Exercise:
From the entries below, list each line with "heading".

Recorded information:
##########

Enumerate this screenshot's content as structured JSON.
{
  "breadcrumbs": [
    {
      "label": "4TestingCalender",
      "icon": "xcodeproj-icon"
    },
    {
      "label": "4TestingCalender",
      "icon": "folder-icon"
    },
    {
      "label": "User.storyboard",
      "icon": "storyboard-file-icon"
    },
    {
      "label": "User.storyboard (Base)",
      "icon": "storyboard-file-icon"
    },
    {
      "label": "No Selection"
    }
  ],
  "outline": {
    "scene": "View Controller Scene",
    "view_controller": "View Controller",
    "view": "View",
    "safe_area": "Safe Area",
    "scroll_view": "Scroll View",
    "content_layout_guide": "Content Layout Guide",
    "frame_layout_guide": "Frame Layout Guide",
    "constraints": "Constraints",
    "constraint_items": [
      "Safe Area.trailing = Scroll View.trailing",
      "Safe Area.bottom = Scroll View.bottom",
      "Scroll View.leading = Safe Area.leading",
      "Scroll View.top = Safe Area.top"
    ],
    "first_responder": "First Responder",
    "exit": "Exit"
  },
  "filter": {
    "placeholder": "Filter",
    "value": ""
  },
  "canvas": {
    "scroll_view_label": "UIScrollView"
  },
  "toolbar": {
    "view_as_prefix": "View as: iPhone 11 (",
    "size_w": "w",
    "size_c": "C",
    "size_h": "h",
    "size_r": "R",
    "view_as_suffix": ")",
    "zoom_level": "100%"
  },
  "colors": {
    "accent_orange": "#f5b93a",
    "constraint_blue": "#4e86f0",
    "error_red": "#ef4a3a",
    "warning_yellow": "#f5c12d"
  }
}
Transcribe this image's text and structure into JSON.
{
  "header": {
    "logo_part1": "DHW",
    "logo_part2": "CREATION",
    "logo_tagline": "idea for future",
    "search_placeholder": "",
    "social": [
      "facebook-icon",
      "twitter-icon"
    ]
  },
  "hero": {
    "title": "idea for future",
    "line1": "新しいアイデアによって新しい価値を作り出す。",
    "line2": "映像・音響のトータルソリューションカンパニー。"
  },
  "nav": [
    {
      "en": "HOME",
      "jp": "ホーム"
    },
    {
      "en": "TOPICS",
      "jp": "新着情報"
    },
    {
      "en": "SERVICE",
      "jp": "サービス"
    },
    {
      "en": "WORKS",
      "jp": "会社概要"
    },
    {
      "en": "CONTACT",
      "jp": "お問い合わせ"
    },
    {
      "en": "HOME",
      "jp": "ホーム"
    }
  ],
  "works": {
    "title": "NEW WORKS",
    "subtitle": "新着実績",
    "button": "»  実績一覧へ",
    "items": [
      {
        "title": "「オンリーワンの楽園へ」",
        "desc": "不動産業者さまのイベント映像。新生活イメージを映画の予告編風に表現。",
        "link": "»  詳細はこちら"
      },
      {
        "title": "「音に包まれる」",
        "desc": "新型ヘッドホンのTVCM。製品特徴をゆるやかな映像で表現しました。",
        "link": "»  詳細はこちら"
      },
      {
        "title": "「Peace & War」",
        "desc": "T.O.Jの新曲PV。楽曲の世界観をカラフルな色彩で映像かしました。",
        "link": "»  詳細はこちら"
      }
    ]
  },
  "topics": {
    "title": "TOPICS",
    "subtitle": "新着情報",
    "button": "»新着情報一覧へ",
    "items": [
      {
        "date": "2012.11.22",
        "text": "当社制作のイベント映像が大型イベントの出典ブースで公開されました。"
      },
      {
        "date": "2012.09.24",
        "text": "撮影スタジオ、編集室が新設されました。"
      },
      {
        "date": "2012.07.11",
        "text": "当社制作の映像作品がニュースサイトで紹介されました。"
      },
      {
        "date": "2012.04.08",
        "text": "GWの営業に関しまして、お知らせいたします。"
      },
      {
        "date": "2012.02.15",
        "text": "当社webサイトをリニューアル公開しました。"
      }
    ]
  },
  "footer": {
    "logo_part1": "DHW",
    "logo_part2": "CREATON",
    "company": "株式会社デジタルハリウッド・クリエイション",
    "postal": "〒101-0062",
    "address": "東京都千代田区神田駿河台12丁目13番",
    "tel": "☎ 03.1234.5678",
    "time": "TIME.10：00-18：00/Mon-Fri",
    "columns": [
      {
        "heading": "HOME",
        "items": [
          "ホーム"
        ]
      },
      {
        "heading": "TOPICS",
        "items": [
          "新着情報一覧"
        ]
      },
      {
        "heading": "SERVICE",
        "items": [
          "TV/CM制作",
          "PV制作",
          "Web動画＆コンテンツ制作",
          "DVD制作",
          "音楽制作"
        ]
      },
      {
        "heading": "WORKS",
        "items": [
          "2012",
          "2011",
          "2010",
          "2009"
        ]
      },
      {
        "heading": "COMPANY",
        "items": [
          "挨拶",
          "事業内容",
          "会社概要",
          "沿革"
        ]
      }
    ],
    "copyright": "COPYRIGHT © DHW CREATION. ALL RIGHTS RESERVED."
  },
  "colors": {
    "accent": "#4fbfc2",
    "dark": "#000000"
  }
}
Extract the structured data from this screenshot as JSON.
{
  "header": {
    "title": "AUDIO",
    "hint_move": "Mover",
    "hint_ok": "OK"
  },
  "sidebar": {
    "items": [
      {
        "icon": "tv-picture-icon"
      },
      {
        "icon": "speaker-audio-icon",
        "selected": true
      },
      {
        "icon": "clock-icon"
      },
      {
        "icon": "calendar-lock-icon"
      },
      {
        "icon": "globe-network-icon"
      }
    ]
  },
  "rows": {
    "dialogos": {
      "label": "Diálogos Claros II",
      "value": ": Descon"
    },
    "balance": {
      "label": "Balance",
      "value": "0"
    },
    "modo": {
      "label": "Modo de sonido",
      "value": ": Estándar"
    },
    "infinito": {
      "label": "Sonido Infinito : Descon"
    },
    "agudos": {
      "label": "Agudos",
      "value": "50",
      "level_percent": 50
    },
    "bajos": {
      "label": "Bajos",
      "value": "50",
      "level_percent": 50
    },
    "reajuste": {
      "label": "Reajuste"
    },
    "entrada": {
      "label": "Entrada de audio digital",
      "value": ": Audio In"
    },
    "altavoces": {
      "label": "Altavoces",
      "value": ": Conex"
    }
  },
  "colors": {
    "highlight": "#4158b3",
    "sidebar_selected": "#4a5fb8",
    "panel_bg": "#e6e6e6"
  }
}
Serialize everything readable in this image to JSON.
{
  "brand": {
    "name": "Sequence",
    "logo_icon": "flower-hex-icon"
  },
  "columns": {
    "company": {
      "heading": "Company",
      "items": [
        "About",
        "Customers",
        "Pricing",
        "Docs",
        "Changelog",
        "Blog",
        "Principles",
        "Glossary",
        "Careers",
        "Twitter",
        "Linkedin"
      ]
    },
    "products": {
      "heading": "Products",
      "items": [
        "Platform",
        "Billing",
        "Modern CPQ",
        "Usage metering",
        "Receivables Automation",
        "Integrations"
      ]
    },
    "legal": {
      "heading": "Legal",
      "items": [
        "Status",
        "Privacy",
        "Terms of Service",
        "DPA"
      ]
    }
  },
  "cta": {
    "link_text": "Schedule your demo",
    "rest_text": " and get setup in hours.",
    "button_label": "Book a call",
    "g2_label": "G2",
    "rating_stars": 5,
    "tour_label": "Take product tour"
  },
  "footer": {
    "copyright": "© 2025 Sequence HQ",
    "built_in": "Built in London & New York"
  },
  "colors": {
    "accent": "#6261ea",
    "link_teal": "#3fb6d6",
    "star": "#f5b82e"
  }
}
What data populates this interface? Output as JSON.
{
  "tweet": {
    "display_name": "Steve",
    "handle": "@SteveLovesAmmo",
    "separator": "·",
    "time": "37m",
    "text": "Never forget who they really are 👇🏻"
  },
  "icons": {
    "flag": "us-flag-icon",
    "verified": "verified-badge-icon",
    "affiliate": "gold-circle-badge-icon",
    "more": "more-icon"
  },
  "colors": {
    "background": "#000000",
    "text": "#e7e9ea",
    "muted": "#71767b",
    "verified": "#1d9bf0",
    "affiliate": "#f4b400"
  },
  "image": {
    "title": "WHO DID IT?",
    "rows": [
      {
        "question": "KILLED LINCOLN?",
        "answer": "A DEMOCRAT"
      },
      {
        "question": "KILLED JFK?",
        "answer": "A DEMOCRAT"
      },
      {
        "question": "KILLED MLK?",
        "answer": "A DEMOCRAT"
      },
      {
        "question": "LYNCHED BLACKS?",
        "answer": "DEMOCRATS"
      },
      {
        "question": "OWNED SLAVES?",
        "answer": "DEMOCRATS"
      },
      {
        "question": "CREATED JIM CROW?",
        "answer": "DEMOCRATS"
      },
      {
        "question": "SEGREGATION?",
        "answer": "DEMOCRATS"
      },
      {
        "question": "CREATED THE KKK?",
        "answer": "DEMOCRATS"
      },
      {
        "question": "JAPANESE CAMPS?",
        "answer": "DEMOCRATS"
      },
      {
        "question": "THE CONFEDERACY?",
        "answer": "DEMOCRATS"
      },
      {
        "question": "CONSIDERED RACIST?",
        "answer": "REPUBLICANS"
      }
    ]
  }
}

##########

Your response:
        "heading": "HOME",
        "heading": "TOPICS",
        "heading": "SERVICE",
        "heading": "WORKS",
        "heading": "COMPANY",
      "heading": "Company",
      "heading": "Products",
      "heading": "Legal",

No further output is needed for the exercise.